Recorded data:

.....

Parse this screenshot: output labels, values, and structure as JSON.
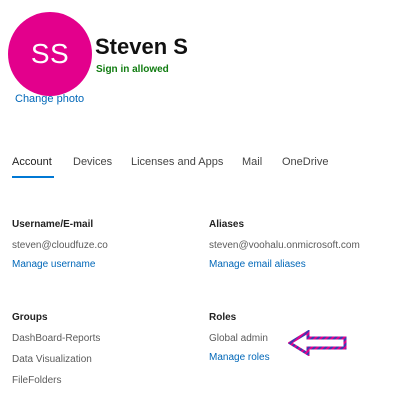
{
  "profile": {
    "initials": "SS",
    "avatar_color": "#e3008c",
    "name": "Steven S",
    "status": "Sign in allowed",
    "status_color": "#107c10",
    "change_photo": "Change photo"
  },
  "tabs": [
    {
      "label": "Account",
      "active": true
    },
    {
      "label": "Devices"
    },
    {
      "label": "Licenses and Apps"
    },
    {
      "label": "Mail"
    },
    {
      "label": "OneDrive"
    }
  ],
  "account": {
    "username": {
      "label": "Username/E-mail",
      "value": "steven@cloudfuze.co",
      "link": "Manage username"
    },
    "aliases": {
      "label": "Aliases",
      "value": "steven@voohalu.onmicrosoft.com",
      "link": "Manage email aliases"
    },
    "groups": {
      "label": "Groups",
      "items": [
        "DashBoard-Reports",
        "Data Visualization",
        "FileFolders"
      ]
    },
    "roles": {
      "label": "Roles",
      "value": "Global admin",
      "link": "Manage roles"
    }
  },
  "annotation": {
    "icon": "arrow-left-icon",
    "colors": [
      "#e3008c",
      "#3b3bb0"
    ]
  }
}
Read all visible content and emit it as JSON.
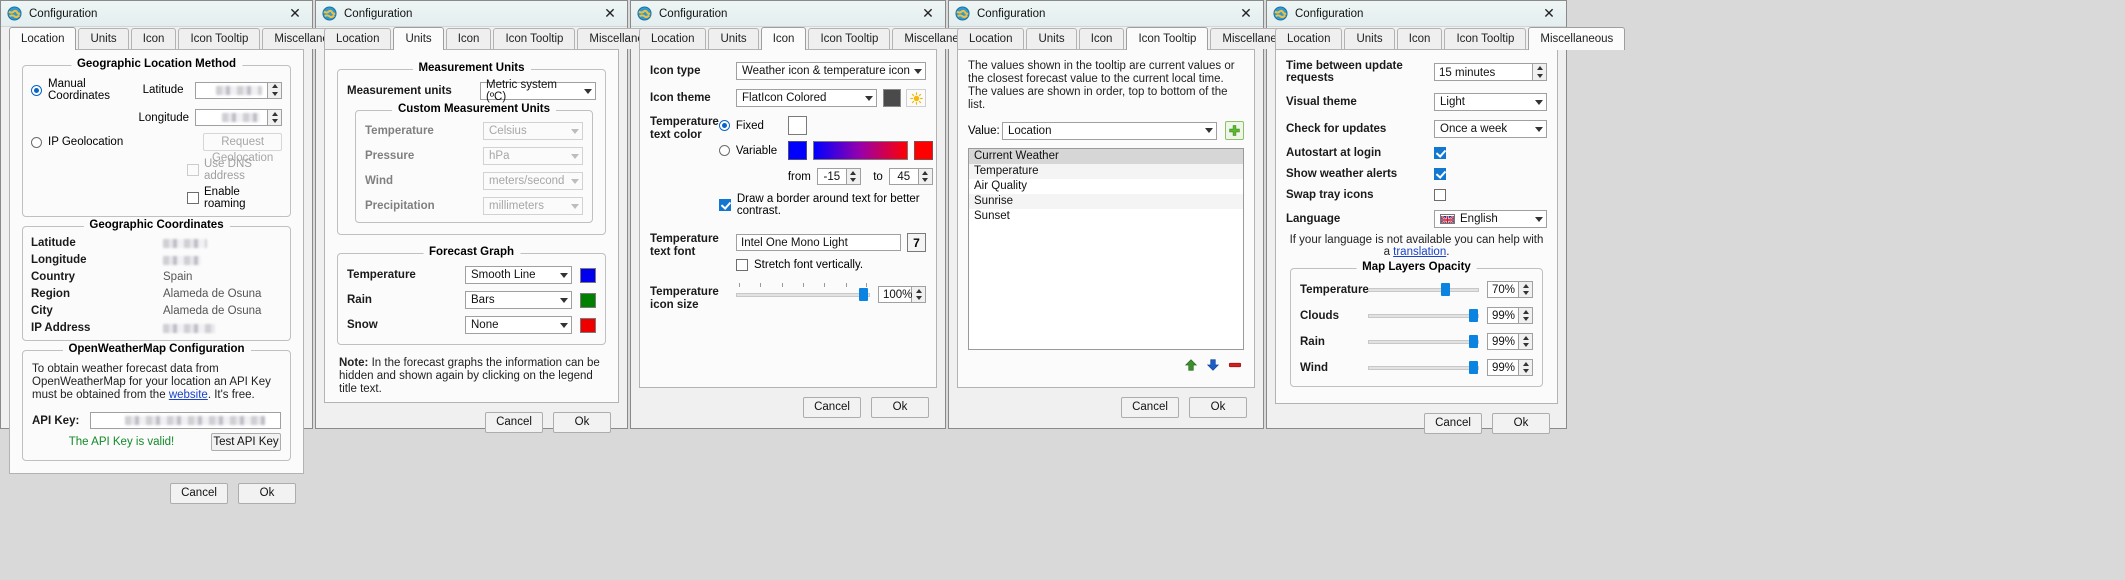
{
  "window_title": "Configuration",
  "tabs": [
    "Location",
    "Units",
    "Icon",
    "Icon Tooltip",
    "Miscellaneous"
  ],
  "buttons": {
    "cancel": "Cancel",
    "ok": "Ok"
  },
  "panel1": {
    "active_tab": "Location",
    "group_method": "Geographic Location Method",
    "manual_coordinates": "Manual Coordinates",
    "latitude_label": "Latitude",
    "longitude_label": "Longitude",
    "ip_geolocation": "IP Geolocation",
    "request_geolocation": "Request Geolocation",
    "use_dns_address": "Use DNS address",
    "enable_roaming": "Enable roaming",
    "group_coords": "Geographic Coordinates",
    "coord_rows": [
      {
        "label": "Latitude",
        "value": "",
        "blurred": true
      },
      {
        "label": "Longitude",
        "value": "",
        "blurred": true
      },
      {
        "label": "Country",
        "value": "Spain",
        "blurred": false
      },
      {
        "label": "Region",
        "value": "Alameda de Osuna",
        "blurred": false
      },
      {
        "label": "City",
        "value": "Alameda de Osuna",
        "blurred": false
      },
      {
        "label": "IP Address",
        "value": "",
        "blurred": true
      }
    ],
    "group_owm": "OpenWeatherMap Configuration",
    "owm_note_a": "To obtain weather forecast data from OpenWeatherMap for your location an API Key must be obtained from the ",
    "owm_note_link": "website",
    "owm_note_b": ". It's free.",
    "api_key_label": "API Key:",
    "api_key_valid": "The API Key is valid!",
    "test_api_key": "Test API Key"
  },
  "panel2": {
    "active_tab": "Units",
    "group_units": "Measurement Units",
    "measurement_units_label": "Measurement units",
    "measurement_units_value": "Metric system (ºC)",
    "group_custom": "Custom Measurement Units",
    "custom_rows": [
      {
        "label": "Temperature",
        "value": "Celsius"
      },
      {
        "label": "Pressure",
        "value": "hPa"
      },
      {
        "label": "Wind",
        "value": "meters/second"
      },
      {
        "label": "Precipitation",
        "value": "millimeters"
      }
    ],
    "group_forecast": "Forecast Graph",
    "forecast_rows": [
      {
        "label": "Temperature",
        "value": "Smooth Line",
        "color": "#0000ee"
      },
      {
        "label": "Rain",
        "value": "Bars",
        "color": "#008000"
      },
      {
        "label": "Snow",
        "value": "None",
        "color": "#ee0000"
      }
    ],
    "note_label": "Note:",
    "note_text": " In the forecast graphs the information can be hidden and shown again by clicking on the legend title text."
  },
  "panel3": {
    "active_tab": "Icon",
    "icon_type_label": "Icon type",
    "icon_type_value": "Weather icon & temperature icon",
    "icon_theme_label": "Icon theme",
    "icon_theme_value": "FlatIcon Colored",
    "theme_dark_swatch": "#4a4a4a",
    "temp_text_color_label": "Temperature text color",
    "fixed_label": "Fixed",
    "fixed_color": "#ffffff",
    "variable_label": "Variable",
    "variable_from_color": "#0000ff",
    "variable_to_color": "#ff0000",
    "from_label": "from",
    "from_value": "-15",
    "to_label": "to",
    "to_value": "45",
    "draw_border_label": "Draw a border around text for better contrast.",
    "temp_text_font_label": "Temperature text font",
    "temp_text_font_value": "Intel One Mono Light",
    "font_button_glyph": "7",
    "stretch_font_label": "Stretch font vertically.",
    "temp_icon_size_label": "Temperature icon size",
    "temp_icon_size_value": "100%"
  },
  "panel4": {
    "active_tab": "Icon Tooltip",
    "description": "The values shown in the tooltip are current values or the closest forecast value to the current local time. The values are shown in order, top to bottom of the list.",
    "value_label": "Value:",
    "value_selected": "Location",
    "add_button_icon": "plus-icon",
    "list_items": [
      "Current Weather",
      "Temperature",
      "Air Quality",
      "Sunrise",
      "Sunset"
    ],
    "selected_item": "Current Weather",
    "tool_icons": [
      "move-up-icon",
      "move-down-icon",
      "remove-icon"
    ]
  },
  "panel5": {
    "active_tab": "Miscellaneous",
    "rows": [
      {
        "label": "Time between update requests",
        "value": "15 minutes",
        "type": "spin"
      },
      {
        "label": "Visual theme",
        "value": "Light",
        "type": "combo"
      },
      {
        "label": "Check for updates",
        "value": "Once a week",
        "type": "combo"
      },
      {
        "label": "Autostart at login",
        "value": true,
        "type": "check"
      },
      {
        "label": "Show weather alerts",
        "value": true,
        "type": "check"
      },
      {
        "label": "Swap tray icons",
        "value": false,
        "type": "check"
      },
      {
        "label": "Language",
        "value": "English",
        "type": "combo-flag"
      }
    ],
    "translation_note_a": "If your language is not available you can help with a ",
    "translation_note_link": "translation",
    "translation_note_b": ".",
    "group_opacity": "Map Layers Opacity",
    "opacity_rows": [
      {
        "label": "Temperature",
        "value": "70%",
        "pct": 70
      },
      {
        "label": "Clouds",
        "value": "99%",
        "pct": 99
      },
      {
        "label": "Rain",
        "value": "99%",
        "pct": 99
      },
      {
        "label": "Wind",
        "value": "99%",
        "pct": 99
      }
    ]
  }
}
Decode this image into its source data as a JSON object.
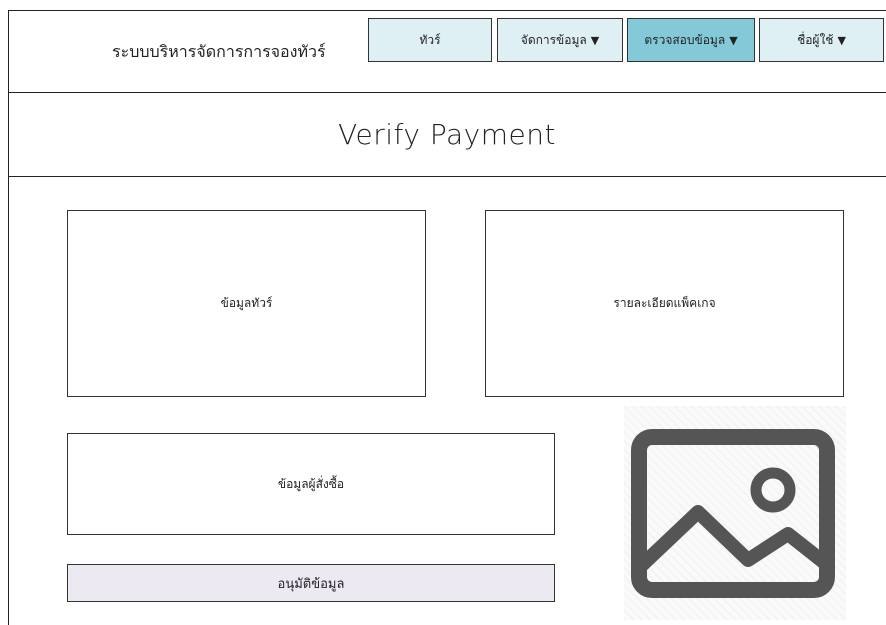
{
  "header": {
    "app_title": "ระบบบริหารจัดการการจองทัวร์",
    "nav": [
      {
        "label": "ทัวร์",
        "caret": "",
        "active": false
      },
      {
        "label": "จัดการข้อมูล",
        "caret": "▼",
        "active": false
      },
      {
        "label": "ตรวจสอบข้อมูล",
        "caret": "▼",
        "active": true
      },
      {
        "label": "ชื่อผู้ใช้",
        "caret": "▼",
        "active": false
      }
    ]
  },
  "page": {
    "title": "Verify Payment"
  },
  "panels": {
    "tour_info": "ข้อมูลทัวร์",
    "package_details": "รายละเอียดแพ็คเกจ",
    "buyer_info": "ข้อมูลผู้สั่งซื้อ"
  },
  "actions": {
    "approve_label": "อนุมัติข้อมูล"
  },
  "image": {
    "icon": "image-placeholder-icon"
  },
  "colors": {
    "nav_default": "#dff0f4",
    "nav_active": "#84c9d8",
    "approve_button": "#ece9f2",
    "icon": "#555555"
  }
}
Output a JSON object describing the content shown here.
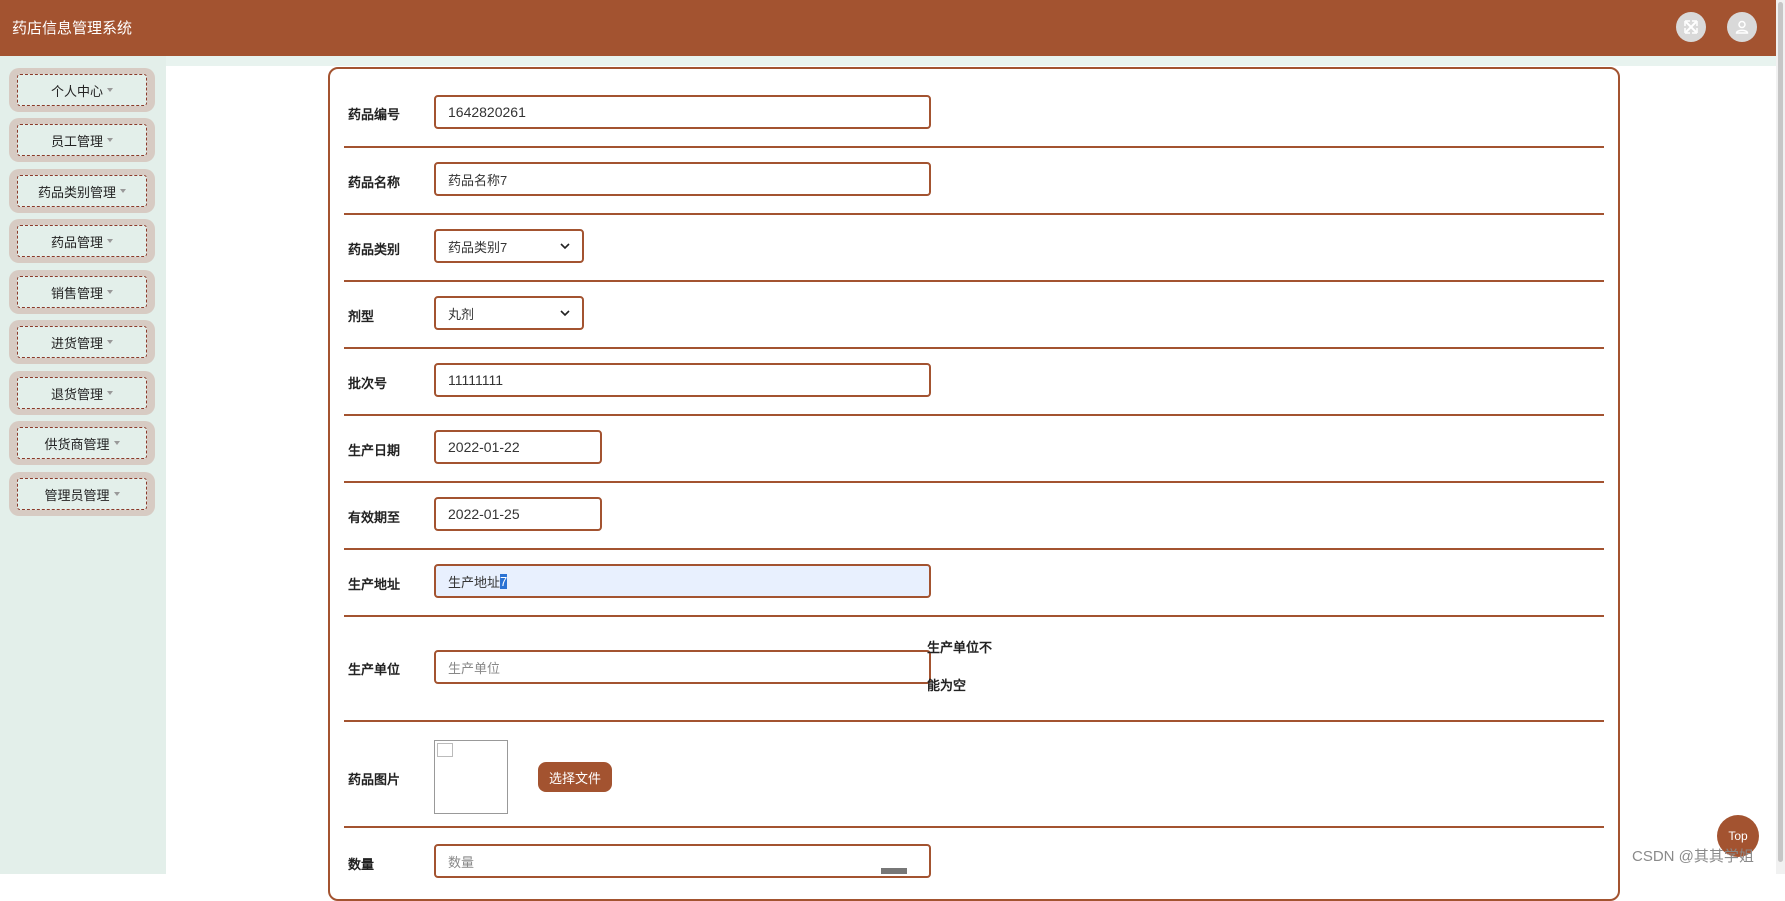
{
  "header": {
    "title": "药店信息管理系统",
    "fullscreen_icon": "expand-icon",
    "user_icon": "user-icon",
    "bg_color": "#a35330"
  },
  "sidebar": {
    "items": [
      {
        "label": "个人中心"
      },
      {
        "label": "员工管理"
      },
      {
        "label": "药品类别管理"
      },
      {
        "label": "药品管理"
      },
      {
        "label": "销售管理"
      },
      {
        "label": "进货管理"
      },
      {
        "label": "退货管理"
      },
      {
        "label": "供货商管理"
      },
      {
        "label": "管理员管理"
      }
    ]
  },
  "form": {
    "drug_no": {
      "label": "药品编号",
      "value": "1642820261"
    },
    "drug_name": {
      "label": "药品名称",
      "value": "药品名称7"
    },
    "drug_category": {
      "label": "药品类别",
      "value": "药品类别7"
    },
    "dosage_form": {
      "label": "剂型",
      "value": "丸剂"
    },
    "batch_no": {
      "label": "批次号",
      "value": "11111111"
    },
    "production_date": {
      "label": "生产日期",
      "value": "2022-01-22"
    },
    "expiry_date": {
      "label": "有效期至",
      "value": "2022-01-25"
    },
    "production_address": {
      "label": "生产地址",
      "value_prefix": "生产地址",
      "value_selected": "7"
    },
    "manufacturer": {
      "label": "生产单位",
      "placeholder": "生产单位",
      "error_line1": "生产单位不",
      "error_line2": "能为空"
    },
    "drug_image": {
      "label": "药品图片",
      "button": "选择文件"
    },
    "quantity": {
      "label": "数量",
      "placeholder": "数量"
    }
  },
  "top_button": "Top",
  "watermark": "CSDN @其其学姐"
}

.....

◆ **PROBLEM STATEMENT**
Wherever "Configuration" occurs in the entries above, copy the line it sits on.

◆ **RESULT OF THE EXERCISE**
  "window_title": "Configuration",
    "group_owm": "OpenWeatherMap Configuration",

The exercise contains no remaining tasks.